_Prompt:_ Return all the entries below exactly, except for the images they hold.

Records to process: Begin

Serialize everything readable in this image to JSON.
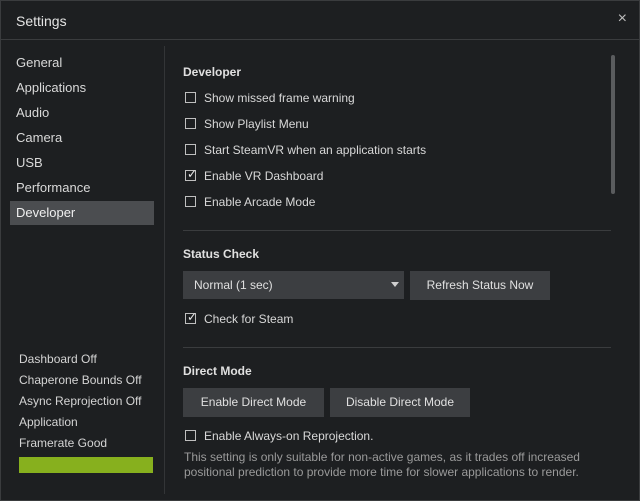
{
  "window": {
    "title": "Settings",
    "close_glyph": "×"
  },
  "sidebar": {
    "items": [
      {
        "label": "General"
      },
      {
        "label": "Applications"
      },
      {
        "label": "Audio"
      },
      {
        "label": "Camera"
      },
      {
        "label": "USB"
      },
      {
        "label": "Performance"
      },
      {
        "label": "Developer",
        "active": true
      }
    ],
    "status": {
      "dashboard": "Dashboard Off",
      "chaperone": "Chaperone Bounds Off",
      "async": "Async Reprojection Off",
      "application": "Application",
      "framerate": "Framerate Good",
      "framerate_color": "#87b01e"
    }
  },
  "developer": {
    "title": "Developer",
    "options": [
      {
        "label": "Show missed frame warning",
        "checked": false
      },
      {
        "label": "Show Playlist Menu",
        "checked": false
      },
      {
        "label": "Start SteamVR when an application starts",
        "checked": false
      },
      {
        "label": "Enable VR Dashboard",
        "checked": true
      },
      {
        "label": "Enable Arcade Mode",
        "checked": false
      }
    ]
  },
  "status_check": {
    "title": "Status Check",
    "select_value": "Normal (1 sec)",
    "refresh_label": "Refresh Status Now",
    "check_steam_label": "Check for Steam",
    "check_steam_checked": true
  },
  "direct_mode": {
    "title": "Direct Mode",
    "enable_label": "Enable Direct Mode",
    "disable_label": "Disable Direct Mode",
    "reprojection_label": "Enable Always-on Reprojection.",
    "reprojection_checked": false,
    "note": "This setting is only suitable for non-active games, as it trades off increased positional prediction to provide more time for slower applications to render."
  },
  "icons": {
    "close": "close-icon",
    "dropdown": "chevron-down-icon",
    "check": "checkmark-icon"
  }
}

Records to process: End

_Solution to this task:_
Serialize everything readable in this image to JSON.
{
  "window": {
    "title": "Settings",
    "close_glyph": "×"
  },
  "sidebar": {
    "items": [
      {
        "label": "General"
      },
      {
        "label": "Applications"
      },
      {
        "label": "Audio"
      },
      {
        "label": "Camera"
      },
      {
        "label": "USB"
      },
      {
        "label": "Performance"
      },
      {
        "label": "Developer",
        "active": true
      }
    ],
    "status": {
      "dashboard": "Dashboard Off",
      "chaperone": "Chaperone Bounds Off",
      "async": "Async Reprojection Off",
      "application": "Application",
      "framerate": "Framerate Good",
      "framerate_color": "#87b01e"
    }
  },
  "developer": {
    "title": "Developer",
    "options": [
      {
        "label": "Show missed frame warning",
        "checked": false
      },
      {
        "label": "Show Playlist Menu",
        "checked": false
      },
      {
        "label": "Start SteamVR when an application starts",
        "checked": false
      },
      {
        "label": "Enable VR Dashboard",
        "checked": true
      },
      {
        "label": "Enable Arcade Mode",
        "checked": false
      }
    ]
  },
  "status_check": {
    "title": "Status Check",
    "select_value": "Normal (1 sec)",
    "refresh_label": "Refresh Status Now",
    "check_steam_label": "Check for Steam",
    "check_steam_checked": true
  },
  "direct_mode": {
    "title": "Direct Mode",
    "enable_label": "Enable Direct Mode",
    "disable_label": "Disable Direct Mode",
    "reprojection_label": "Enable Always-on Reprojection.",
    "reprojection_checked": false,
    "note": "This setting is only suitable for non-active games, as it trades off increased positional prediction to provide more time for slower applications to render."
  },
  "icons": {
    "close": "close-icon",
    "dropdown": "chevron-down-icon",
    "check": "checkmark-icon"
  }
}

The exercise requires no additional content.